By Joan Steinau Lester
"I like Kamala Harris but I don't think she's electable," three female friends recently told me.
By Joan Steinau Lester
“You must have so much discipline!” non-writers exclaim when they discover my profession. “Do you write every day?” They gaze in wonder.
“A writing day is a good day,” I say. “The hardest part is not writing. When there’s too much else I have to do, so my mind won’t settle down. Read More
The details you use to ground your writing are like the spices you sprinkle on your food. They give it life and make it uniquely your own. When I cook petrale sole it’s too bland unless I splash ginger powder, garlic, and red pepper into the pan. Sometime I sauté a green onion, Read More
I’ve read books that start so well I think contentedly, Ah, this one I’m going to like; but fifty or seventy-five pages in the prose goes flat, the plot grows confusing or boring, and I close the book in disappointment.
Yet as a writer I understand: it’s easy to bog down Read More
Recently I was outraged after I finished the last pages of a novel I’d loved. “What?” I railed. “How could the author abandon one of the two main characters, let her disappear so completely I’ve no idea of her fate. Give me a hint.
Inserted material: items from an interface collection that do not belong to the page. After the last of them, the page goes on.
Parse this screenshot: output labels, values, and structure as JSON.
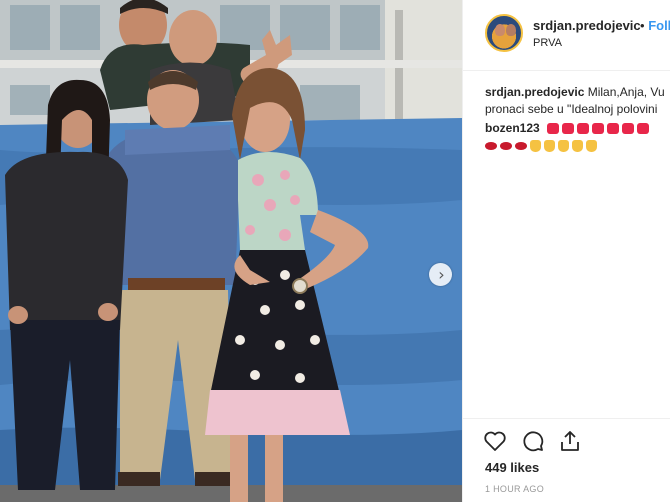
{
  "post": {
    "username": "srdjan.predojevic",
    "separator": "•",
    "follow_label": "Follo",
    "location": "PRVA",
    "caption_user": "srdjan.predojevic",
    "caption_line1": "Milan,Anja, Vu",
    "caption_line2": "pronaci sebe u \"Idealnoj polovini",
    "comment_user": "bozen123",
    "comment_emojis_line1": [
      "heart",
      "heart",
      "heart",
      "heart",
      "heart",
      "heart",
      "heart"
    ],
    "comment_emojis_line2": [
      "lips",
      "lips",
      "lips",
      "clap",
      "clap",
      "clap",
      "clap",
      "clap"
    ],
    "likes": "449 likes",
    "timestamp": "1 HOUR AGO"
  },
  "icons": {
    "like": "heart-outline-icon",
    "comment": "speech-bubble-icon",
    "share": "share-upload-icon",
    "next": "chevron-right-icon"
  },
  "colors": {
    "link": "#3897f0",
    "text": "#262626",
    "muted": "#999999",
    "heart": "#e8264a"
  }
}
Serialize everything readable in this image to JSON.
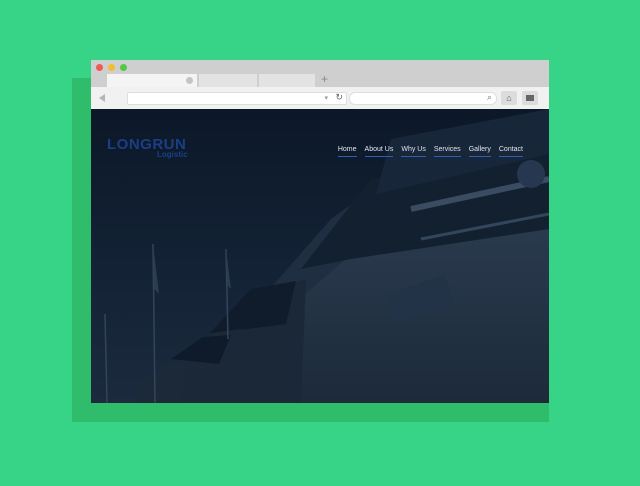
{
  "browser": {
    "tabs": [
      "",
      "",
      ""
    ],
    "url": "",
    "search": ""
  },
  "site": {
    "logo": {
      "main": "LONGRUN",
      "sub": "Logistic"
    },
    "nav": [
      "Home",
      "About Us",
      "Why Us",
      "Services",
      "Gallery",
      "Contact"
    ]
  },
  "colors": {
    "background": "#37d386",
    "hero_dark": "#0e1b2c",
    "logo": "#1a3f86",
    "nav_underline": "#2f5fb3"
  },
  "icons": [
    "back-arrow-icon",
    "reload-icon",
    "search-icon",
    "home-icon",
    "menu-icon",
    "new-tab-icon"
  ]
}
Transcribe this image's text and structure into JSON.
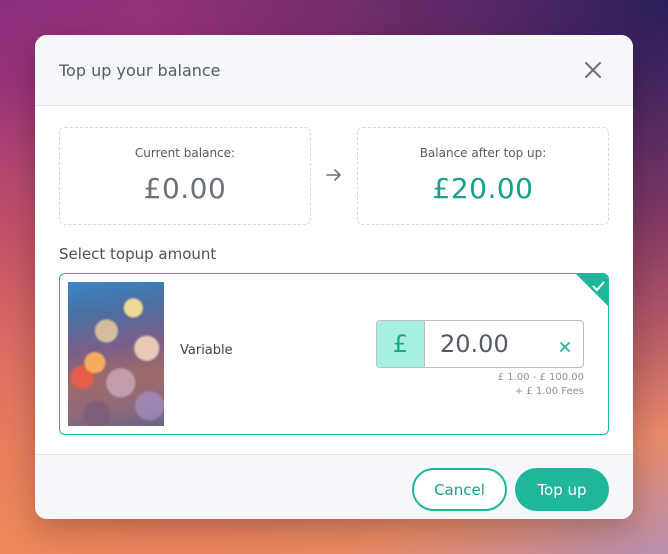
{
  "modal": {
    "title": "Top up your balance",
    "close_icon": "close-icon"
  },
  "balance": {
    "current_label": "Current balance:",
    "current_amount": "£0.00",
    "after_label": "Balance after top up:",
    "after_amount": "£20.00",
    "arrow_icon": "arrow-right-icon"
  },
  "topup": {
    "section_label": "Select topup amount",
    "option_label": "Variable",
    "selected": true,
    "currency_symbol": "£",
    "amount_value": "20.00",
    "range_text": "£ 1.00 - £ 100.00",
    "fee_text": "+ £ 1.00 Fees",
    "clear_icon": "clear-icon",
    "check_icon": "checkmark-icon"
  },
  "footer": {
    "cancel_label": "Cancel",
    "topup_label": "Top up"
  },
  "colors": {
    "accent": "#1fb69c",
    "accent_text": "#16a08a",
    "prefix_bg": "#a7f0df"
  }
}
One sentence, please!” We do get a scene Read More
I love circles, especially in writing, where the author cycles back at the end of an essay or book to a reference from the opening. Joseph Campell’s book The Hero With a Thousand Faces defined this pattern in drama, myth, and religious ritual: a protagonist, forced from home, leaves the ordinary world to Read More
Every year we have the stunning Japanese maple in our back yard trimmed by a gifted gardener. Each time, I’m astonished to see the graceful structure of the tree’s inner limbs, their beauty revealed after excess branches have been cut away.
One of the great joys of writing, for me, lies in Read More
Q: What were your goals when you started writing?
I wanted to contribute to a national conversation—especially about race and gender equity. As a white woman who’d been married to an African American man and as the mother of biracial children, I had a perspective I hoped might provide a bridge for white people.
And I loved the mere act of writing, playing with words, creating well-crafted sentences. During the busy years of child-raising, two jobs, and night school, I found little time for formal writing. But late at night I poured my desires and frustrations into a journal, which exercised the writing muscle. Sometimes I experimented with poetry, and always read voraciously. Read More
Chairs I have sat in. They’re usually too big, those conference table chairs at editorial meetings I attend, or seats set in a row for panelists at author events, with a copy of our latest book propped on the long table in front of us.
It’s difficult to be one of the “important people” in the room–and there I perch, feeling like Lily Tomlin’s comic character Edith Ann: feet barely touching the floor, knees unable to bend properly around the too-extended front of the chair. Read More
I’d bought the car at a police auction for $25. You could do that then in New York City: ride the subway to some out-of-the-way lot full of junked cars, make a bid, and the next day, the car might Read More